about ten years ago, a young hipster rock poster artist named jermaine rogers approached me about collaborating on a poster project. this isn’t uncommon for me at all. over the years, i’ve collaborated with dozens of young designers and illustrators on projects. i enjoy it, they enjoy it and it results in peculiar and interesting results.
jermaine and i talked at length about what to do. his work is primarily illustrative (he actually uses an icon of a toothy/fanged teddy bear that shows up in his work a lot). my work is, well, whatever it s – and it’s very very different. so exactly how to collaborate is always a problem in these situations. as we talked i told him about an old idea of mine that i’ve always wanted to try – but never found a client who was interested or willing to try it. the idea was simple – design a poster and then print it ON TOP of other already existing posters. like a cancelling tag of a street gafitti artist. cancelling out the other poster artist’s work and replacing it with ours was a challenge on many levels – from frank declaration of war to intellectual philosophical questioning. jermaine loved the idea.
we put together a poster to promote a “built to spill” concert. then i dug into my flat files and started to pull out old posters to print on. the majority of the samples i chose were (of coarse) MY old poster art. the trick to be taken seriously with an idea like this is to sacrifice percieved personal value. we needed to be “equal opportunity’ in sacrifice to assure softening personal offense. as a result, i seeded the selection with some very rare and valuable posters from my career.
i also pulled out dozens of posters of OTHER people’s work that i had collected and saved and admired. i also sacrificd rare exotic collectibl
sters from back as far as the 1950′s to be ‘cancelled’ with our cheezy built to spill gigposter image. the whole challenge was to make a snotty rejection of everything that came before. what we were doing to ending an era and starting the ballgame over again in symbol. we were erasing de kooning – an “etch-a-sketch moment.”

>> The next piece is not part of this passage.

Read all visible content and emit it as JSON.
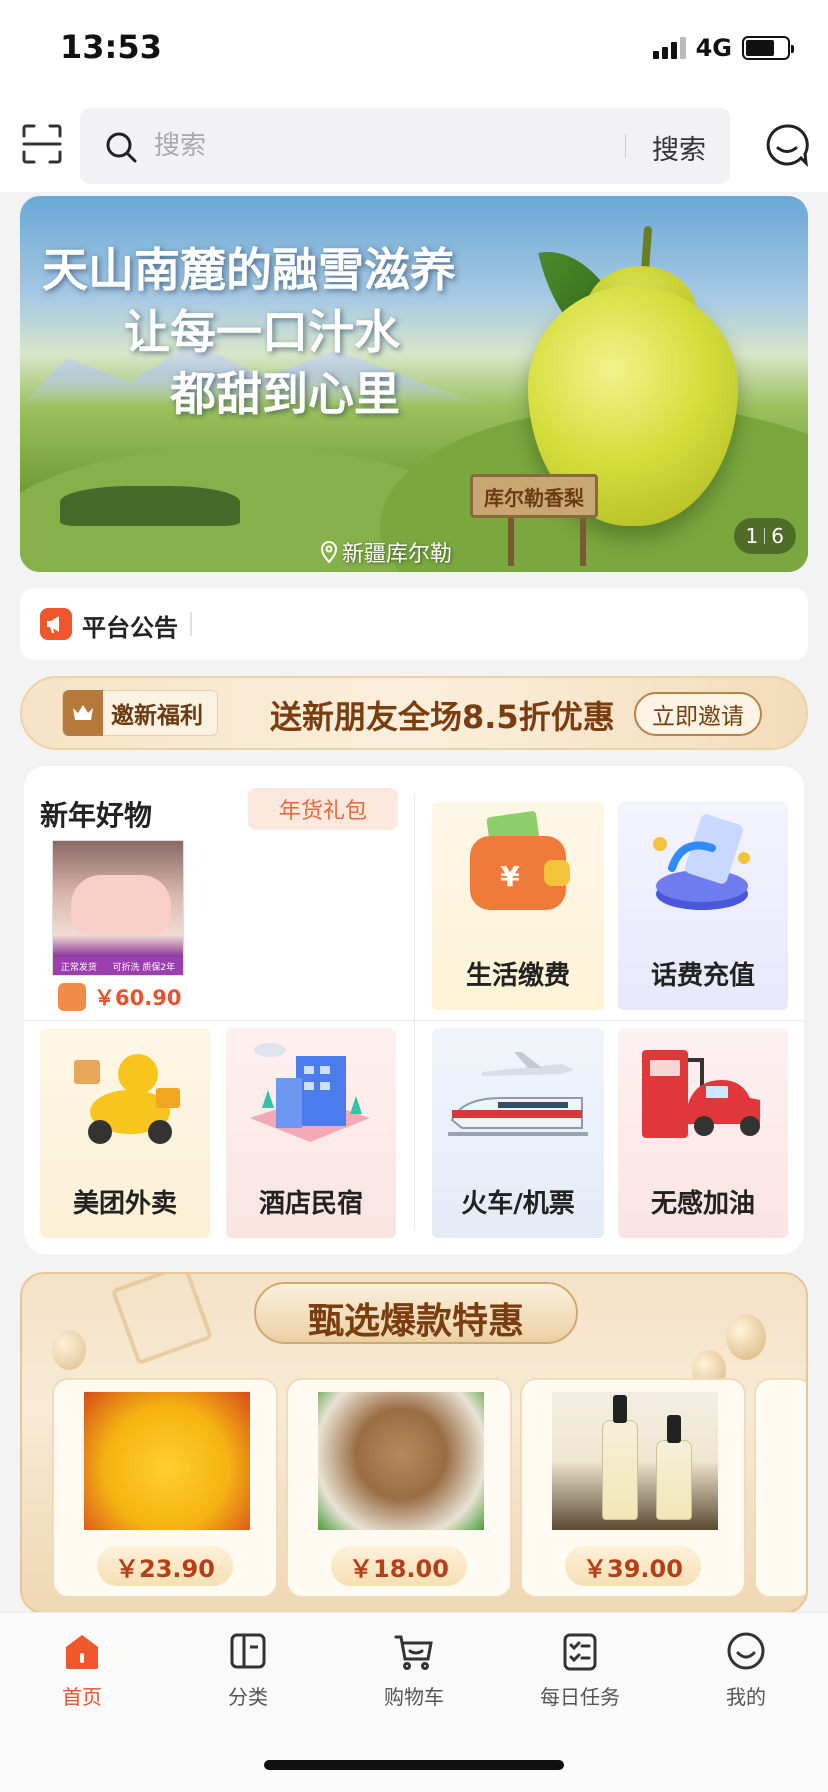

as it turned out, jermaine is a notorioulsy voracious poster collector and most of the posters i sent to him to print over ended up in his persoanl collection of rare posters. his excuse was that they were too old and the paper fell apart when printed on (which is ridiculous). instead, when i was sent my samples to file away, i ended up with a huge number of copies of reject set-up and test posters from jermaine’s extensive catalog of old posters. so, these things really look like a jermaine poster through and through. he also sold a great number of the posters to his collector base, thus sort of erasing the whole concept of a street poster cancelling out other street posters (since none of these were ever actually posted on the street like a real poster – at least to my knowledge).
so, the whole thing pretty much cancelled itself. jermaine got some serious traction out of the idea and the action (even giving his own name to the project, which used to market samples to his collector base). but for me, it was a sort of failure and even a bit of a disaster. two of the other poster artists whose rare collectible artifacts i sacrificed from my personal collection to be printed on top of threatened to sue me for plagerism and copyright infringement. they were SO OFFENDED by the act that they felt the need to discuss the situation with their lawyers and threaten ME with chaarges. i got all the anger and threats, jermaine got all the product and the money and nobody ever got the joke. fail.
i sure ain’t no rauschenberg….